**Work instruction:** For each line in the material below that holds "JSON", copy that line.

[Start of Attachment]

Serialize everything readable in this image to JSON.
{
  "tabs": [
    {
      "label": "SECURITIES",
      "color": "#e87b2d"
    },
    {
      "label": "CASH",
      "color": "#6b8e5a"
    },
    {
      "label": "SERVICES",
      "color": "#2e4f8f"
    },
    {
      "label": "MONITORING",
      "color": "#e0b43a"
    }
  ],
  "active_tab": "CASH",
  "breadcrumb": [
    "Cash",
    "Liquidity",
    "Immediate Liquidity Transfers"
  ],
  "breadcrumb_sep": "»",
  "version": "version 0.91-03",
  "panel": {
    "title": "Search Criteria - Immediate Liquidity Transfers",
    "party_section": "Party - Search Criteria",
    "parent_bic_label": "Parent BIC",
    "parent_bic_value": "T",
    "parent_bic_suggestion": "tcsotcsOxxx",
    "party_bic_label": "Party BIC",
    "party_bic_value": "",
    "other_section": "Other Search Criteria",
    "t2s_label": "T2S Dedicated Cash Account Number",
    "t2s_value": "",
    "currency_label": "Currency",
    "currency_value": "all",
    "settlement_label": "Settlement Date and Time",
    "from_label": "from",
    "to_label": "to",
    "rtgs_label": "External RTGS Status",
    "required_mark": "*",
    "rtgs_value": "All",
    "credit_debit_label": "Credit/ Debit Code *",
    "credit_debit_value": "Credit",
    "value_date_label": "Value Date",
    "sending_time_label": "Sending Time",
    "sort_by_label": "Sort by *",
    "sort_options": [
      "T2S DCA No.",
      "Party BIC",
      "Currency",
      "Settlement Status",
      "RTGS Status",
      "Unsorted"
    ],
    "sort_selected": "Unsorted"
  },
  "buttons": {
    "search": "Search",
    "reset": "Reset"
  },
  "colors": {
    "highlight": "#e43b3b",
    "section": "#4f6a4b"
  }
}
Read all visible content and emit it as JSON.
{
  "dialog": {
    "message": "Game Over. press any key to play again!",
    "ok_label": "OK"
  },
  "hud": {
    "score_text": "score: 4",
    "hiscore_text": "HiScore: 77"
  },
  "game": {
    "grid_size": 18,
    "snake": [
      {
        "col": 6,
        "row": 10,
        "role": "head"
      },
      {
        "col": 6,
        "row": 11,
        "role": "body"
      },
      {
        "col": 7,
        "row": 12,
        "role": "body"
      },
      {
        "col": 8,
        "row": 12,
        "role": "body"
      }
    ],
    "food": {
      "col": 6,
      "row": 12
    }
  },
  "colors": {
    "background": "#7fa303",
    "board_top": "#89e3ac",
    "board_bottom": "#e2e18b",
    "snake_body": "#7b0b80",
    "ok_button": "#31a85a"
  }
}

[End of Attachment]
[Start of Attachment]

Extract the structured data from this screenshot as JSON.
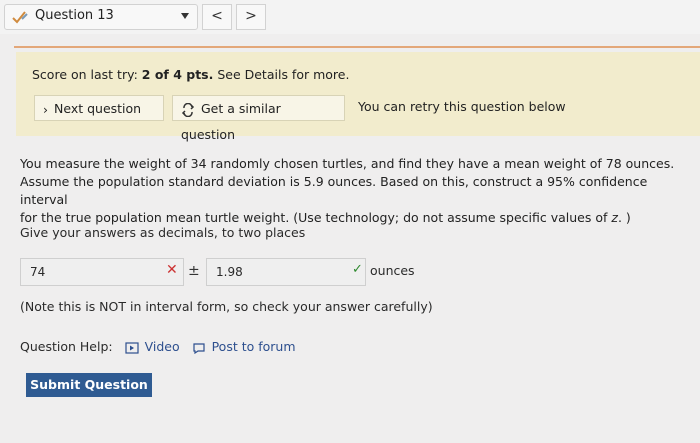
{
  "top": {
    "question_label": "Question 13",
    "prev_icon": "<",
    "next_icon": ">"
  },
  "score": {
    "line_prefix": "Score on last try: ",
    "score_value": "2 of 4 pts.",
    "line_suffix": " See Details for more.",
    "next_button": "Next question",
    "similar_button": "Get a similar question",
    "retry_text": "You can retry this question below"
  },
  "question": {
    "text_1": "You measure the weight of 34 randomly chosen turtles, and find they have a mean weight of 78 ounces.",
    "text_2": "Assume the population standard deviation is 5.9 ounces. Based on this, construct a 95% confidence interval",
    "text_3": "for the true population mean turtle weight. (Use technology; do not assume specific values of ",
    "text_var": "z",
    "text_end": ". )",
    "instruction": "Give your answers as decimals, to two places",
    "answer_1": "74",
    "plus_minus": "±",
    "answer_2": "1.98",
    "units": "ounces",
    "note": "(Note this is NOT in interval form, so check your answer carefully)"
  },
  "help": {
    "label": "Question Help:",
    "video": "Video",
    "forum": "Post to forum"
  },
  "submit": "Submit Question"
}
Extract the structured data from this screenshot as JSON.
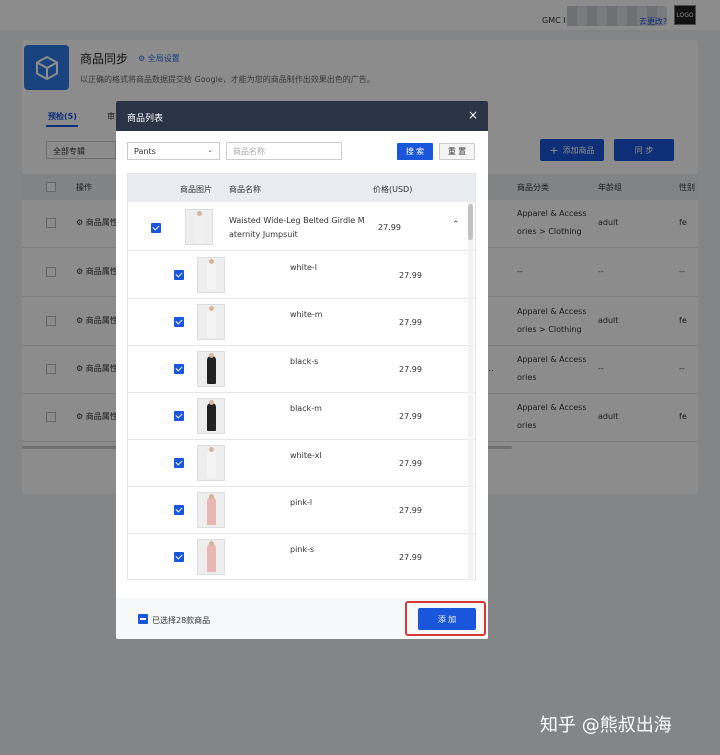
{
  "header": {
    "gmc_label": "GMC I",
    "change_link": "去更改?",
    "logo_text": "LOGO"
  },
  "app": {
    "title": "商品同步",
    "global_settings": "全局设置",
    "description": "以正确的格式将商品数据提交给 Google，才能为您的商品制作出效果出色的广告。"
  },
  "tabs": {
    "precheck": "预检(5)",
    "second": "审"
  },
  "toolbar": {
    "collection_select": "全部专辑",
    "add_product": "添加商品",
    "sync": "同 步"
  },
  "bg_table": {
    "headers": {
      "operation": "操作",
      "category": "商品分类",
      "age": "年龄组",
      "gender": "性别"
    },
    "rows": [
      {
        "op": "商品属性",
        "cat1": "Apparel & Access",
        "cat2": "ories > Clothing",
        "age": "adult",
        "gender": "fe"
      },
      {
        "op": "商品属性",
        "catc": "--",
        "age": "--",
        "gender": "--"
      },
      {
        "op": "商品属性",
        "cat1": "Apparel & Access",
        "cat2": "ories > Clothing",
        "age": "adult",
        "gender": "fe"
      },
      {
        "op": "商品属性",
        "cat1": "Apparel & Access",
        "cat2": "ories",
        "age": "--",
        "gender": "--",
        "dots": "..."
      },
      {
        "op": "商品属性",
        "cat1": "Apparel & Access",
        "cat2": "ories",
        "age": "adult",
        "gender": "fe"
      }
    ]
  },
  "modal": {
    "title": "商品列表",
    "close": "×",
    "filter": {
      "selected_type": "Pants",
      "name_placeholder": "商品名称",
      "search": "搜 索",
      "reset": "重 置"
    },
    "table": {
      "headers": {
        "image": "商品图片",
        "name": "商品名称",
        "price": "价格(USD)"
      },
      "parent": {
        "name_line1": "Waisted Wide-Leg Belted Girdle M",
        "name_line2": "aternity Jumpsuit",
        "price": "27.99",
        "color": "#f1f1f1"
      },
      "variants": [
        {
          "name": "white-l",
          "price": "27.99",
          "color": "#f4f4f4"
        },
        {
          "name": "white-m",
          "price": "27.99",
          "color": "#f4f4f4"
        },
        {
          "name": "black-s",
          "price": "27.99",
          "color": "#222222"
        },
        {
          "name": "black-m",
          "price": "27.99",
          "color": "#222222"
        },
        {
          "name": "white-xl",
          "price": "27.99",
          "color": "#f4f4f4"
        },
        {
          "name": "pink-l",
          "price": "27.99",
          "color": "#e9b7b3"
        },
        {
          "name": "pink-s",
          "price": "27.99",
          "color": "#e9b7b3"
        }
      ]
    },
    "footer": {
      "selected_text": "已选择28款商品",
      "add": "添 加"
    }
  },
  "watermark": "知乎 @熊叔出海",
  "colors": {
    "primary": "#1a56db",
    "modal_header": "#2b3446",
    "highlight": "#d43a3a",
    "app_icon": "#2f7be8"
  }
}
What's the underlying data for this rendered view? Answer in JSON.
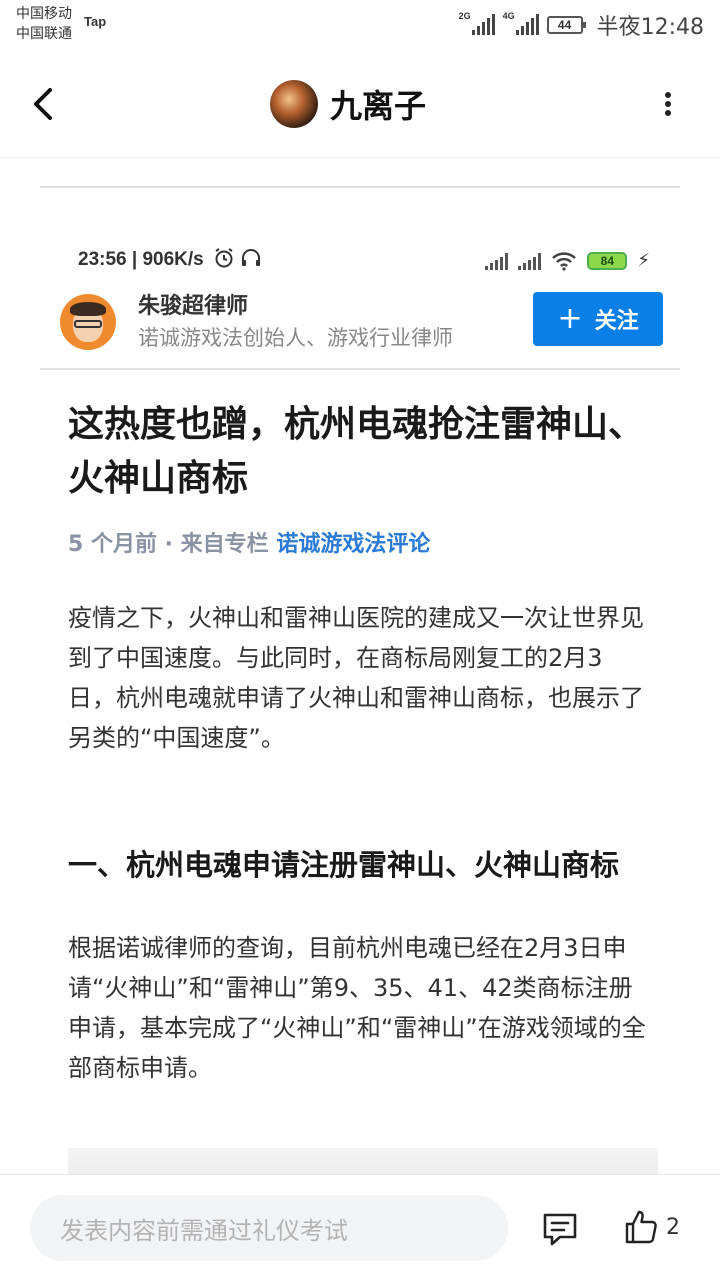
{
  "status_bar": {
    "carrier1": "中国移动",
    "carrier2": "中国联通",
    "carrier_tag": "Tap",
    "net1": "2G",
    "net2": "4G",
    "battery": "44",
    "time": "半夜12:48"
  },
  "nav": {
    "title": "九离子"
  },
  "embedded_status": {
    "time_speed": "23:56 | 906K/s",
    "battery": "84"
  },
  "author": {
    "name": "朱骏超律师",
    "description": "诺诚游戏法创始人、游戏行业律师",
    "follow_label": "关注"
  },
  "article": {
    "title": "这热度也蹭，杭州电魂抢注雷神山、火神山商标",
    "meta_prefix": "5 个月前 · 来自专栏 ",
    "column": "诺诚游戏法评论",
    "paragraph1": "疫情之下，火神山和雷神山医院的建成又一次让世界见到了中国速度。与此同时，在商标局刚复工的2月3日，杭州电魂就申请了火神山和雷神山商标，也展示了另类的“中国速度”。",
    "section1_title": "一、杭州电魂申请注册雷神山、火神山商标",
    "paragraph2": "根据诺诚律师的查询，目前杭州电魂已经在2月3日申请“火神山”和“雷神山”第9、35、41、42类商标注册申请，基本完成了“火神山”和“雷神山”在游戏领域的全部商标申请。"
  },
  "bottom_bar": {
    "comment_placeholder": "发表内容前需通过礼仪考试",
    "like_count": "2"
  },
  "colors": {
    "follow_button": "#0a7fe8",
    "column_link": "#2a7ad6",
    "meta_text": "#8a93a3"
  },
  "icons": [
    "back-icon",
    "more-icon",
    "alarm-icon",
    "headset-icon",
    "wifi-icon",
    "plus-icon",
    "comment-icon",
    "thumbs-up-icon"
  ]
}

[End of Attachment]

**Task answer:**
Serialize everything readable in this image to JSON.
Read all visible content and emit it as JSON.
Extract the structured data from this screenshot as JSON.
Extract the structured data from this screenshot as JSON.
What's the underlying data for this rendered view? Answer in JSON.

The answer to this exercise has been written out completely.